## [To do]
Records follow. Copy every line with "title".

[Start of section]

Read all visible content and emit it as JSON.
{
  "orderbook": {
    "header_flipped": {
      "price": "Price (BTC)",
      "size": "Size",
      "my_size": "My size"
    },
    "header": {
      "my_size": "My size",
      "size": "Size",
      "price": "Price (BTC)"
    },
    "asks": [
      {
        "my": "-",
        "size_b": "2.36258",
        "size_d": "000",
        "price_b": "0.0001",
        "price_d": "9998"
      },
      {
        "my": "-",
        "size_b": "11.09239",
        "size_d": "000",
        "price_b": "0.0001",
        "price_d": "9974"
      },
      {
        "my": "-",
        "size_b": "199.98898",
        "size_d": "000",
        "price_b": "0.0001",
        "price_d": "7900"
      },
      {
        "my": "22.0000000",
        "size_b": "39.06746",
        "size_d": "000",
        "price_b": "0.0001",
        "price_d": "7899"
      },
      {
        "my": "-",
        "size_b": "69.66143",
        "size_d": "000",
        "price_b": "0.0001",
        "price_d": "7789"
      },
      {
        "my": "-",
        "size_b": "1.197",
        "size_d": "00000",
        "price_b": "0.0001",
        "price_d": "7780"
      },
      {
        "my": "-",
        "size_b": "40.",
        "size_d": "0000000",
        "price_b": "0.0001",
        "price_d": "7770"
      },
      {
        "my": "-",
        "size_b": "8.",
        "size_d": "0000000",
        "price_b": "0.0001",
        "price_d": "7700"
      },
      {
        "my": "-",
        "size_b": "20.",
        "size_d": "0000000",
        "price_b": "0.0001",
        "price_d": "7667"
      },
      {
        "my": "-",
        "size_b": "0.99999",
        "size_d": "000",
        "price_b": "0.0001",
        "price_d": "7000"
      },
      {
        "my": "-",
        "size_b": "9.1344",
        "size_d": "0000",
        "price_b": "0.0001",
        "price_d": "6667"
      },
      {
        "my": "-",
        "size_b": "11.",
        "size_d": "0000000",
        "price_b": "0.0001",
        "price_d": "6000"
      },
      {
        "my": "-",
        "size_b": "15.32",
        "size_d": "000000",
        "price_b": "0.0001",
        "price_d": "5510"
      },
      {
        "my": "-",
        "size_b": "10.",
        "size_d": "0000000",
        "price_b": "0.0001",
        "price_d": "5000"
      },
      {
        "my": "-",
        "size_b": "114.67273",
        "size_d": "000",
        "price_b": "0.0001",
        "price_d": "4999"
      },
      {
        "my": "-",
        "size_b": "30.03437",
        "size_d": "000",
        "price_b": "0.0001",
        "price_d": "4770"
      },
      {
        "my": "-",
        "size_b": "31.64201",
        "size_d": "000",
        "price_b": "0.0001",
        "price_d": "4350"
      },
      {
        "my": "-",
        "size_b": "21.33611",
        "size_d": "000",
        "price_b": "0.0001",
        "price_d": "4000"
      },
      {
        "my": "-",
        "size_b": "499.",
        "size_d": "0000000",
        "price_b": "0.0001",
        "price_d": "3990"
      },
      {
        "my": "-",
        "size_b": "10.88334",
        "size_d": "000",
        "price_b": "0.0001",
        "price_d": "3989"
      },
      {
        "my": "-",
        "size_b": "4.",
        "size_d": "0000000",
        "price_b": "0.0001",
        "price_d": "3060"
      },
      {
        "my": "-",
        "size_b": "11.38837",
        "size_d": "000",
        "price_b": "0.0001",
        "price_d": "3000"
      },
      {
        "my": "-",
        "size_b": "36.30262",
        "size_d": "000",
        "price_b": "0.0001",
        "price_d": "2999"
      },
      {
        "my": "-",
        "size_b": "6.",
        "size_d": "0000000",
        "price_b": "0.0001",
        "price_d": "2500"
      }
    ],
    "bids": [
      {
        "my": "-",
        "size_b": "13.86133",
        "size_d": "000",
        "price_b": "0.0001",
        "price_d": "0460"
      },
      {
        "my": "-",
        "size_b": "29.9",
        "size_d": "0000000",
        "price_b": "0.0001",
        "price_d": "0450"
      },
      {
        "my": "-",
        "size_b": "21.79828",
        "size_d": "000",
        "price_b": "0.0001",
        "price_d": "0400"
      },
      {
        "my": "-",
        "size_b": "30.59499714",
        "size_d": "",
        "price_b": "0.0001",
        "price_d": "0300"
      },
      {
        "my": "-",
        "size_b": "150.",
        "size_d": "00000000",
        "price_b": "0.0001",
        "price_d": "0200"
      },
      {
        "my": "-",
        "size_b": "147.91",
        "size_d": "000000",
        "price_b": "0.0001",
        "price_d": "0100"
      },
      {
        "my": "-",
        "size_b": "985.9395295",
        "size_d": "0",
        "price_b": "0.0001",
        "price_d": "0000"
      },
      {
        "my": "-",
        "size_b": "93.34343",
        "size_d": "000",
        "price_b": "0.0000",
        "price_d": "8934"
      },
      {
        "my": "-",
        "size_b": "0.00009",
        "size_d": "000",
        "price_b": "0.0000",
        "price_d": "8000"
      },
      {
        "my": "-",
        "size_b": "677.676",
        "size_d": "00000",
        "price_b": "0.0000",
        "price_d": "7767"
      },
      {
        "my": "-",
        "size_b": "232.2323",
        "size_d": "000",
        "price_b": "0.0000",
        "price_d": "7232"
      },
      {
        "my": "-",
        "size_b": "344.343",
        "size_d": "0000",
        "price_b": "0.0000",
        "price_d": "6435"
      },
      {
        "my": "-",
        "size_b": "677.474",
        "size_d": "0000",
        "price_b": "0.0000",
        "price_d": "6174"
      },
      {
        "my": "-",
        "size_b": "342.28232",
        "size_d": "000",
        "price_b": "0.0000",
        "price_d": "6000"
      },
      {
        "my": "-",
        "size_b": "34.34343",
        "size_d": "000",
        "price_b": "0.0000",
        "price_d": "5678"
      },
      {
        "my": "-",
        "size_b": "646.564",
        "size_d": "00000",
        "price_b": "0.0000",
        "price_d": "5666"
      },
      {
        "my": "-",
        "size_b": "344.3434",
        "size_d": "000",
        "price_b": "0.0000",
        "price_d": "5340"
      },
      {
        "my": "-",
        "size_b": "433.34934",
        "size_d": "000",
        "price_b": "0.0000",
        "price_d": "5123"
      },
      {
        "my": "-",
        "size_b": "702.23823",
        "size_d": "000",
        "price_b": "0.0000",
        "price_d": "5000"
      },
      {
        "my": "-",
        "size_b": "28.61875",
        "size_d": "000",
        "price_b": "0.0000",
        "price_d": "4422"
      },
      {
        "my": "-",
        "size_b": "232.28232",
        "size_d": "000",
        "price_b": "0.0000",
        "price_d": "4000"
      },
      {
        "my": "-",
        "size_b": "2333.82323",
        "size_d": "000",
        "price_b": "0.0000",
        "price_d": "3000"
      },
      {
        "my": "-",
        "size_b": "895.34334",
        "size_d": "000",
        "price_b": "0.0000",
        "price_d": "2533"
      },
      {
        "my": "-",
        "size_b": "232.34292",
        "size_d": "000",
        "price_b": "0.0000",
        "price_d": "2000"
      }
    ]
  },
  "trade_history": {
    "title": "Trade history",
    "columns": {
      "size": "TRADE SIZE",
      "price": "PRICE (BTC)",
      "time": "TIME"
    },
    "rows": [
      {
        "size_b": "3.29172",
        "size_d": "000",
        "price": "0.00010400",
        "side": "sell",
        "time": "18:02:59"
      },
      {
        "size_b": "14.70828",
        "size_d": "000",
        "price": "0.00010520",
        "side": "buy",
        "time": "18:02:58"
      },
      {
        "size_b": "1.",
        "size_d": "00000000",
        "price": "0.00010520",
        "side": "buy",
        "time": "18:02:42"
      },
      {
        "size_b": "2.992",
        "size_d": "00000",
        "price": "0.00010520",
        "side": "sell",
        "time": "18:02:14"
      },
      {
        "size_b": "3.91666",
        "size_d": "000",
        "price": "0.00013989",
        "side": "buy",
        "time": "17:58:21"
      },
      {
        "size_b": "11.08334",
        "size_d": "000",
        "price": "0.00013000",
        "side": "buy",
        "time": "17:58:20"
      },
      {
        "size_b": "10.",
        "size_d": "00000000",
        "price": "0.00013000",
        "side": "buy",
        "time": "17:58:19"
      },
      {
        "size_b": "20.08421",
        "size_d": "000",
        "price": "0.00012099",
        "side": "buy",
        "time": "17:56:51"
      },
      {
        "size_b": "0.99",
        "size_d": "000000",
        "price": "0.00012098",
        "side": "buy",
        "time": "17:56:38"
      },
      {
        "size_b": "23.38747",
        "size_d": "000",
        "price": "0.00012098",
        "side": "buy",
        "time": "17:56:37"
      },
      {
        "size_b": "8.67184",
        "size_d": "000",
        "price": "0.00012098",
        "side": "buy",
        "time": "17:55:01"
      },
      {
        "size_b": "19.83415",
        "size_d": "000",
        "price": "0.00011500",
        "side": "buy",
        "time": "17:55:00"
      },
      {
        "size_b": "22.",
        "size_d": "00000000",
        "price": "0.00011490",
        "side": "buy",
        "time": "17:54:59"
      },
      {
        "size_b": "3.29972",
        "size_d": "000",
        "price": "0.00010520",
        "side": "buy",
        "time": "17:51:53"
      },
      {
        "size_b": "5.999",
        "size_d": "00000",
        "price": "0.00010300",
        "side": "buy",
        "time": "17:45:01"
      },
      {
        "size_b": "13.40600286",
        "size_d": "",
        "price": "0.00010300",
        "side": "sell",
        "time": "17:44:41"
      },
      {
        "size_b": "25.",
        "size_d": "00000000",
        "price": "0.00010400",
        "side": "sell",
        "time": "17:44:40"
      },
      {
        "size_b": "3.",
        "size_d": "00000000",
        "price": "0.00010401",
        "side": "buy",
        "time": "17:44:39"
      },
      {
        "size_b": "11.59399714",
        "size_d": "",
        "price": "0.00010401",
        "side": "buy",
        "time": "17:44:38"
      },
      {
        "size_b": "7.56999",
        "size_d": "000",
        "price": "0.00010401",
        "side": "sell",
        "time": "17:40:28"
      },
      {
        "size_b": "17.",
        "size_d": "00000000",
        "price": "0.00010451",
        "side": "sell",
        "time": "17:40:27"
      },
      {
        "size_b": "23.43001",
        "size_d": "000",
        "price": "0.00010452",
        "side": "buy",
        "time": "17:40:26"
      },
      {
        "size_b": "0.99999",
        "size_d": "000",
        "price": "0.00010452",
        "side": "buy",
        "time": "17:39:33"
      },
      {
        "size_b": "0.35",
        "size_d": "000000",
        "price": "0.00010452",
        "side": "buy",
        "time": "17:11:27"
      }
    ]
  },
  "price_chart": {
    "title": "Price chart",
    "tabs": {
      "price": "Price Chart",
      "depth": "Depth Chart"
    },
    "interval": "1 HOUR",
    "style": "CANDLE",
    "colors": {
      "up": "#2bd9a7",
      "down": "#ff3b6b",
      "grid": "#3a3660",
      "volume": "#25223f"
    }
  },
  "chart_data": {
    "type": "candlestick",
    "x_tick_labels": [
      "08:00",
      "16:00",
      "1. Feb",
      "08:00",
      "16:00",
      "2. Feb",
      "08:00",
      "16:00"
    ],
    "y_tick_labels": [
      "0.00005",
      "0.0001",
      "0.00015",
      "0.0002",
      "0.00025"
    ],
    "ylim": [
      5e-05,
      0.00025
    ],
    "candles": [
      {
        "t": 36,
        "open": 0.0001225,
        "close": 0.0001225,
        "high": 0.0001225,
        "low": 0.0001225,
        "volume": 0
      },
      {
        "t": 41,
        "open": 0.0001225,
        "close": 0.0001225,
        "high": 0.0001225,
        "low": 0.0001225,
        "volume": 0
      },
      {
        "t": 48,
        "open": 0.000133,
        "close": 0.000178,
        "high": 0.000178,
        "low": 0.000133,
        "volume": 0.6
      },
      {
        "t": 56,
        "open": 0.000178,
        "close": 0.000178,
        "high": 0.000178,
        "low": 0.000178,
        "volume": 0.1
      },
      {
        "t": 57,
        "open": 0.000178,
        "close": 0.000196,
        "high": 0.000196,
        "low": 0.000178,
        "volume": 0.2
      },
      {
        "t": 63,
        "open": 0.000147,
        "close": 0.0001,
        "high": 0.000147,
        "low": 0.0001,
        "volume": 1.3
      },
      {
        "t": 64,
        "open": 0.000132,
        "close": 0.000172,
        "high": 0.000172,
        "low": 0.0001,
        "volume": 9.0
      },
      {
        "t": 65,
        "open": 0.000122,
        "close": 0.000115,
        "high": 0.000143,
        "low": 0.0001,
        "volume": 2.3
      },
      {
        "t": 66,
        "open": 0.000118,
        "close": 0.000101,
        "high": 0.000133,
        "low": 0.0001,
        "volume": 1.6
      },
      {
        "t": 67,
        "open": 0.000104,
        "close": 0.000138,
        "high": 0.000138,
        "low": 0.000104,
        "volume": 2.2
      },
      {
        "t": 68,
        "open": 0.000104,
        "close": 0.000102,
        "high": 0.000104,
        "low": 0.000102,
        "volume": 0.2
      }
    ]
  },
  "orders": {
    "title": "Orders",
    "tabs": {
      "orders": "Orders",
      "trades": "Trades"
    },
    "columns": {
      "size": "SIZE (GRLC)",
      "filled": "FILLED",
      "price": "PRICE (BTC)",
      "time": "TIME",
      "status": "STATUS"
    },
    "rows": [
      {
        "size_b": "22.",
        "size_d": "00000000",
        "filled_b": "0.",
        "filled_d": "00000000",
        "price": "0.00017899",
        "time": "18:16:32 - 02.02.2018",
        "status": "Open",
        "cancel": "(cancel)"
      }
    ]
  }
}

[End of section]

## [Result below]
    "title": "Trade history",
    "title": "Price chart",
    "title": "Orders",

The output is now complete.